5 Lessons from a Master Storyteller
Last weekend I was lucky enough to participate in a coaching workshop with Madame Patricia Fripp - the grande dame of professional speaking. We were working on my keynote for Defy Gravity. I learned some major eye-opening lessons about speaking, thanks to Patricia and her workshop partner, Darren LaCroix.
But that's not what I'm writing about today. I'm writing about another lesson that Patricia taught me - a lot and I already knew to some degree, but I don't think I fully appreciated before this workshop.
I've been a storyteller for my clients for over 20 years now. Stories are critical - for every strategy, positioning, and go to market launch I've powered in my consulting business. Stories bring home the messages we want to communicate in the most real and visceral way possible.
I get on my soapbox with all my clients when it comes to messaging and positioning. "It's not about Me, Me , Me Marketing - it's about your customers' stories - how your product added value to their business and their lives." Sometimes that's a difficult sell - especially in markets where chest thumping about some cool innovation is the status quo approach to marketing.
Patricia took my love of stories to a whole new level last week.
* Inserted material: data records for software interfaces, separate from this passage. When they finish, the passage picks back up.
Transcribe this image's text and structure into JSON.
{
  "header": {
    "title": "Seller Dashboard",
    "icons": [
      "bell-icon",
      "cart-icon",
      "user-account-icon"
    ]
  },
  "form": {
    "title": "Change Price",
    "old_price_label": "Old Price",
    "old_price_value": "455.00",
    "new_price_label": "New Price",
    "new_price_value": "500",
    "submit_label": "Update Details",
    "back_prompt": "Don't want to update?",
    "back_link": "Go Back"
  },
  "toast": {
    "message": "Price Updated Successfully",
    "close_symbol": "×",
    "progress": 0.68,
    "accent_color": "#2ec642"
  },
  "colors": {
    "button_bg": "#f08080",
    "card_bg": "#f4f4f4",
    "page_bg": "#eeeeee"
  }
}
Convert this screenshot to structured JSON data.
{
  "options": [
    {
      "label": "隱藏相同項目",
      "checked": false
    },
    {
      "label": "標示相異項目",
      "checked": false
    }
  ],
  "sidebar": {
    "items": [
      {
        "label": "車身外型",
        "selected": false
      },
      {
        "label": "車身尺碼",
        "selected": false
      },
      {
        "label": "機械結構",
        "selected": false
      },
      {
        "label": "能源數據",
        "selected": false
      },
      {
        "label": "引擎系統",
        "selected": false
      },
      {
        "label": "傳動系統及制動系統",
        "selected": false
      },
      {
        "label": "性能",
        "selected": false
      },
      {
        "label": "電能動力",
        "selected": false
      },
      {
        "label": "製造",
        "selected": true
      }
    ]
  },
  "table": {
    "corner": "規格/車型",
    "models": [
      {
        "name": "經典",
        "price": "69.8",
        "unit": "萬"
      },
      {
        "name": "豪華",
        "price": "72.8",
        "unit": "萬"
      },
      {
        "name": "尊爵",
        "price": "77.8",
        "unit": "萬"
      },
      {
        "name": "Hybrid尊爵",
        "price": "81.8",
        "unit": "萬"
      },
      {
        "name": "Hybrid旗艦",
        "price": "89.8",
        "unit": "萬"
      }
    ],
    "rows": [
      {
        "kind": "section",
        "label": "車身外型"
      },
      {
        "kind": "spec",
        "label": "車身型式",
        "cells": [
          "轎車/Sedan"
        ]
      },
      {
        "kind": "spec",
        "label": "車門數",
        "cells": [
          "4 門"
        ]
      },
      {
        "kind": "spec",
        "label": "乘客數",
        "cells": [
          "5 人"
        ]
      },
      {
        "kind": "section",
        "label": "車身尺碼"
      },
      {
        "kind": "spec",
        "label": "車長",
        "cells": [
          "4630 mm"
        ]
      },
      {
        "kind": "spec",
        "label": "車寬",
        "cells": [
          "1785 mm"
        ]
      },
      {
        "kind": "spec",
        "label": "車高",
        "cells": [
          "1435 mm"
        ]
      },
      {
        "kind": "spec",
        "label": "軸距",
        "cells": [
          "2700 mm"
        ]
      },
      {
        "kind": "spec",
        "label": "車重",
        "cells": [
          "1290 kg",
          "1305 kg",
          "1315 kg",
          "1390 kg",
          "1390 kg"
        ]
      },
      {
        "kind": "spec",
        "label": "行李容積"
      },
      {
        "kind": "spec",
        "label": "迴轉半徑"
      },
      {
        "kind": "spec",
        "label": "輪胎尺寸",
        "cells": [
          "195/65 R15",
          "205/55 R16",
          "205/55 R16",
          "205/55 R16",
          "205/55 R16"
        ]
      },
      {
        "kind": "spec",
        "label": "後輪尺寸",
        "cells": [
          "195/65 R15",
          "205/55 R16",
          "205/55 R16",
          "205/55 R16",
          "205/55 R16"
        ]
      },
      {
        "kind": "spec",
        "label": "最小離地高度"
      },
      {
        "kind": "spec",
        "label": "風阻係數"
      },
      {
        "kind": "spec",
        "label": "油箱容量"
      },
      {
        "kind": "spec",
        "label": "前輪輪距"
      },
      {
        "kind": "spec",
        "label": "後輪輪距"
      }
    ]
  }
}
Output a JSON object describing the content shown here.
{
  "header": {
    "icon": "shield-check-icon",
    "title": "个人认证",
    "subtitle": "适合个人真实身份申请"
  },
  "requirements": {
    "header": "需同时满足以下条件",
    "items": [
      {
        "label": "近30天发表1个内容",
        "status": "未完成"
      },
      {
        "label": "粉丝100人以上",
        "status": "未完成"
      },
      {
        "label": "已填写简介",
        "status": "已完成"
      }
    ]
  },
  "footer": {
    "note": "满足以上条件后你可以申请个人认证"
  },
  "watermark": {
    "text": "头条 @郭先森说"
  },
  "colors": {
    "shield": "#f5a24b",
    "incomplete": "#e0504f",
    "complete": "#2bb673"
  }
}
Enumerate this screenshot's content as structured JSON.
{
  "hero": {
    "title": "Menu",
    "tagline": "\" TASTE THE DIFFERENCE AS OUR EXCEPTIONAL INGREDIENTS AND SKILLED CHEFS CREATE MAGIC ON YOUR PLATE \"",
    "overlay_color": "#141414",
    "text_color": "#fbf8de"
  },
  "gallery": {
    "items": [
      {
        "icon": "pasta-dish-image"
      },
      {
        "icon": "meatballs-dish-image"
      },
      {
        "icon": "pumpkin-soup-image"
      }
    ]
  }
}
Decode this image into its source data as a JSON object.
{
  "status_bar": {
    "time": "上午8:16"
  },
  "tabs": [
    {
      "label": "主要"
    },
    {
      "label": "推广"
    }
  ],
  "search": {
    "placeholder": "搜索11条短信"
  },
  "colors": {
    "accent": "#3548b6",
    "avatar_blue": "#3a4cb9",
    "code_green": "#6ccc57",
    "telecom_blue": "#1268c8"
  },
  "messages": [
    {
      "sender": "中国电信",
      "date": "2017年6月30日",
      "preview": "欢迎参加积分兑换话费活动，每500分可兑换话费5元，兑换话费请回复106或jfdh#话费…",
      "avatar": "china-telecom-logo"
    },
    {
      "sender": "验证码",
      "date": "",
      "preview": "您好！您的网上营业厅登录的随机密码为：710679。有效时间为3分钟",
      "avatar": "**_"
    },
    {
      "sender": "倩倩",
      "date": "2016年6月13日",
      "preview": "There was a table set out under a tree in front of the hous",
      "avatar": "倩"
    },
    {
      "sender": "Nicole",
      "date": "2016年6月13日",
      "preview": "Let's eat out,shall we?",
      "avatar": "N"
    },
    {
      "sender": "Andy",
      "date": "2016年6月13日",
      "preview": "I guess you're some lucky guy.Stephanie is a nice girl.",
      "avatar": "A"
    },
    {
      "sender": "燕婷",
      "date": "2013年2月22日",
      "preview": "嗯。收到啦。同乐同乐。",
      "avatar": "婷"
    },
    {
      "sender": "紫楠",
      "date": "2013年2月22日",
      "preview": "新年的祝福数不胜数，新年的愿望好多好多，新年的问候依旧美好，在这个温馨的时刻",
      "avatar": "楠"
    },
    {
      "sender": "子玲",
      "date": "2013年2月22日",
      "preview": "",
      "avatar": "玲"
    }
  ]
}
Some nuggets she reinforced or expanded for me include:
* Real life is much more entertaining and convincing than abstract facts - you may think the true story is boring - but your audience will appreciate the realness.
* Audiences remember what they "see" as you are sharing your story - so paint your picture carefully and thoroughly.
* Specificity builds credibility - don't just throw in generic words like " stuff" and " things". The specifics add color and power.
* Shorter is better. (This is one I need to work on a lot!) Whittle everything down to the smallest sentences and phrases possible. That makes it easier for people to learn
* A picture is worth 1000 words. I've always known this one - people are visual. But it's not just about a graphic. We can paint that picture with the words in our story - when we pay attention.
We can all learn to bring our message to life with fabulous stories. We can all learn to be better storytellers - focusing on our customers and prospects, and not our own chest thumping selves.
That's where true marketing begins!